  • $\begingroup$ I will keep that in mind. I’m thinking of a few designs right now. One works by carrying charges and rounds separate. A charge is loaded into a shielded compartment while the round is loaded from the breech like a traditional recoilless rifle or AT gun. The shotgun idea sounds good as well. I imagine canister rounds filled with steel ball bearings would wreck havoc on infantry and slow moving aircraft. $\endgroup$
    – Boo Radley
    Feb 1 at 22:26
1
$\begingroup$

This obviously is a non-answer since a 'best answer' has already been selected, but here is is nonetheless.

One of the closest things we have to a perpetual motion machine is a super-cooled super-conductive LC tank circuit at resonance.
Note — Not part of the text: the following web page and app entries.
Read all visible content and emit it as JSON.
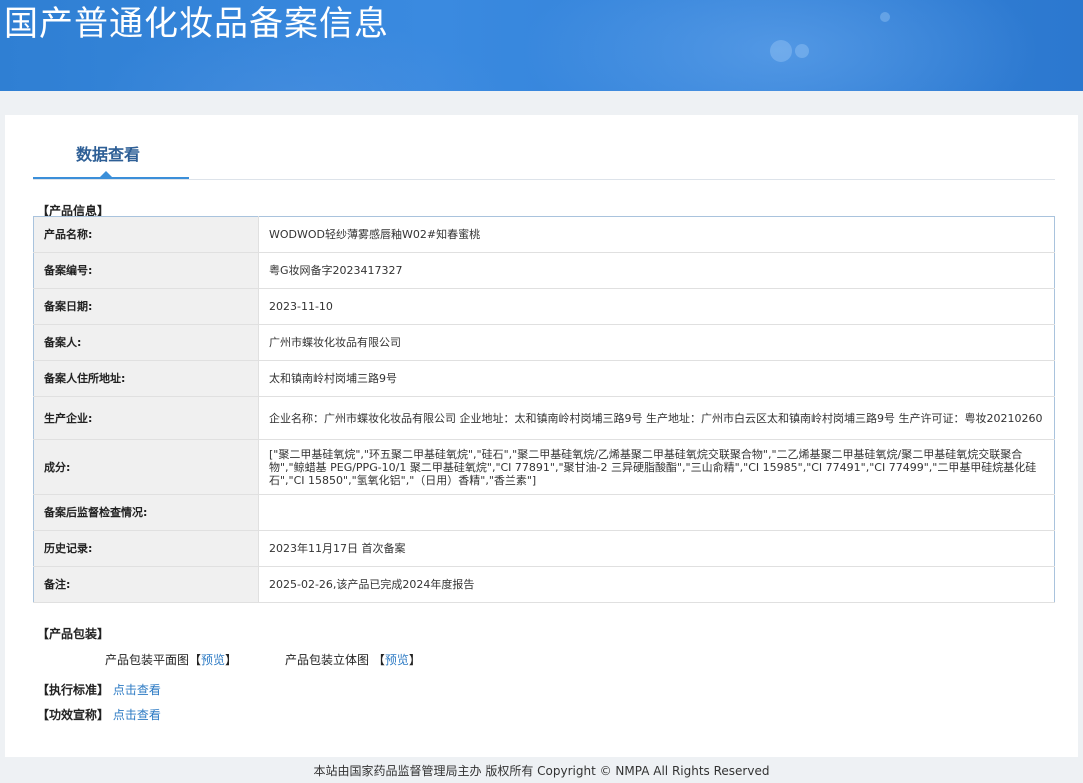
{
  "header": {
    "title": "国产普通化妆品备案信息"
  },
  "tabs": [
    {
      "label": "数据查看"
    }
  ],
  "product_info": {
    "section_label": "【产品信息】",
    "rows": [
      {
        "label": "产品名称:",
        "value": "WODWOD轻纱薄雾感唇釉W02#知春蜜桃"
      },
      {
        "label": "备案编号:",
        "value": "粤G妆网备字2023417327"
      },
      {
        "label": "备案日期:",
        "value": "2023-11-10"
      },
      {
        "label": "备案人:",
        "value": "广州市蝶妆化妆品有限公司"
      },
      {
        "label": "备案人住所地址:",
        "value": "太和镇南岭村岗埔三路9号"
      },
      {
        "label": "生产企业:",
        "value": "企业名称：广州市蝶妆化妆品有限公司 企业地址：太和镇南岭村岗埔三路9号 生产地址：广州市白云区太和镇南岭村岗埔三路9号 生产许可证：粤妆20210260"
      },
      {
        "label": "成分:",
        "value": "[\"聚二甲基硅氧烷\",\"环五聚二甲基硅氧烷\",\"硅石\",\"聚二甲基硅氧烷/乙烯基聚二甲基硅氧烷交联聚合物\",\"二乙烯基聚二甲基硅氧烷/聚二甲基硅氧烷交联聚合物\",\"鲸蜡基 PEG/PPG-10/1 聚二甲基硅氧烷\",\"CI 77891\",\"聚甘油-2 三异硬脂酸酯\",\"三山俞精\",\"CI 15985\",\"CI 77491\",\"CI 77499\",\"二甲基甲硅烷基化硅石\",\"CI 15850\",\"氢氧化铝\",\"（日用）香精\",\"香兰素\"]"
      },
      {
        "label": "备案后监督检查情况:",
        "value": ""
      },
      {
        "label": "历史记录:",
        "value": "2023年11月17日 首次备案"
      },
      {
        "label": "备注:",
        "value": "2025-02-26,该产品已完成2024年度报告"
      }
    ]
  },
  "packaging": {
    "section_label": "【产品包装】",
    "flat_label": "产品包装平面图",
    "flat_link": "预览",
    "solid_label": "产品包装立体图",
    "solid_link": "预览",
    "bracket_open": "【",
    "bracket_close": "】"
  },
  "standard": {
    "section_label": "【执行标准】",
    "link": "点击查看"
  },
  "efficacy": {
    "section_label": "【功效宣称】",
    "link": "点击查看"
  },
  "footer": {
    "text": "本站由国家药品监督管理局主办 版权所有 Copyright © NMPA All Rights Reserved"
  }
}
The collapsing coil field discharges into charging the capacitor which then discharges into the coil field which then collapses when the capacitor is fully discharged and discharges into the capacitor which then charges until the coil field is fully collapsed. It's complicated until it isn't. The graphs of current and voltage at the resonant frequency show it clearly. Capacitors and coils operate exactly opposite.

A pure LC tank circuit (no R, or resistance) can build up to enormous voltages and enormous currents. Then, send the enormous current at an enormous voltage into the rail gun.
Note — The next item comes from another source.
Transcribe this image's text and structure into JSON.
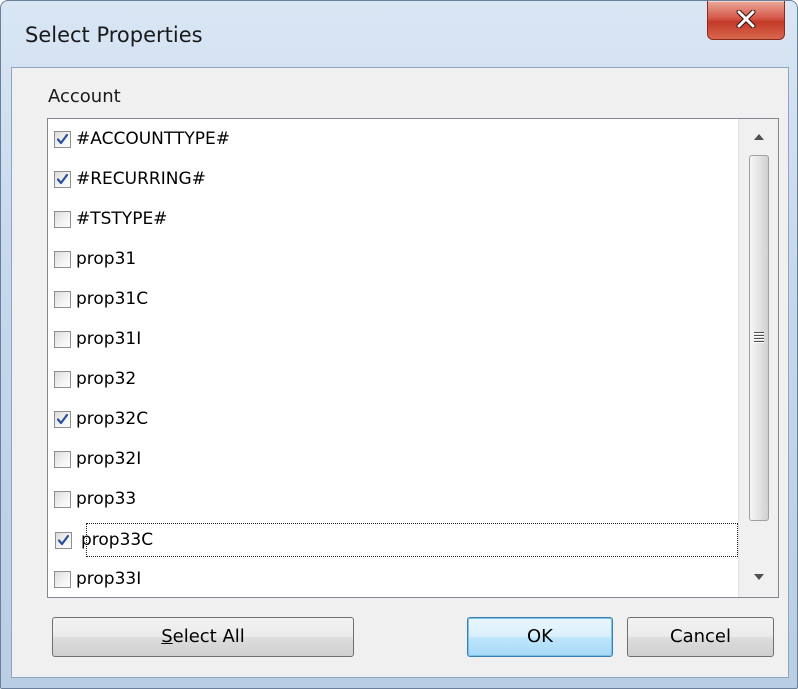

Some old-fashioned camera flash units used such a system, for building up huge voltages and currents from a small battery. They had a particular whine that increased in frequency as the tank circuit charged up. They are also used in radio frequency tuning circuits, to amplify the very weak radio wave, at a selected resonant frequency.

At the dead-zero-center of the waveforms, a small 'kick' from a battery or such sends the oscillating voltage and current higher, like a small push on someone on a swing sends them higher and higher

Use super-conductive material, with almost zero resistance, and the equations produce almost infinite voltage and stored current at the resonant frequency. Except for the resistance of the wiring, there is almost no power loss. At peak voltage there is no current, and at peak current, there is no voltage, so the equation for P=EI is zero.

So a power 'energy storage' system based on a portable RC tank circuit (no generator needed) would provide the required power, and then recharge over time form some electrical generator or source over time, the same way the camera flash units recharged over time and then discharged all of the electrons (current) in the tank at once. These flash units were the size of a walnut, including the battery.

$\endgroup$

You must log in to answer this question.

Not the answer you're looking for? Browse other questions tagged .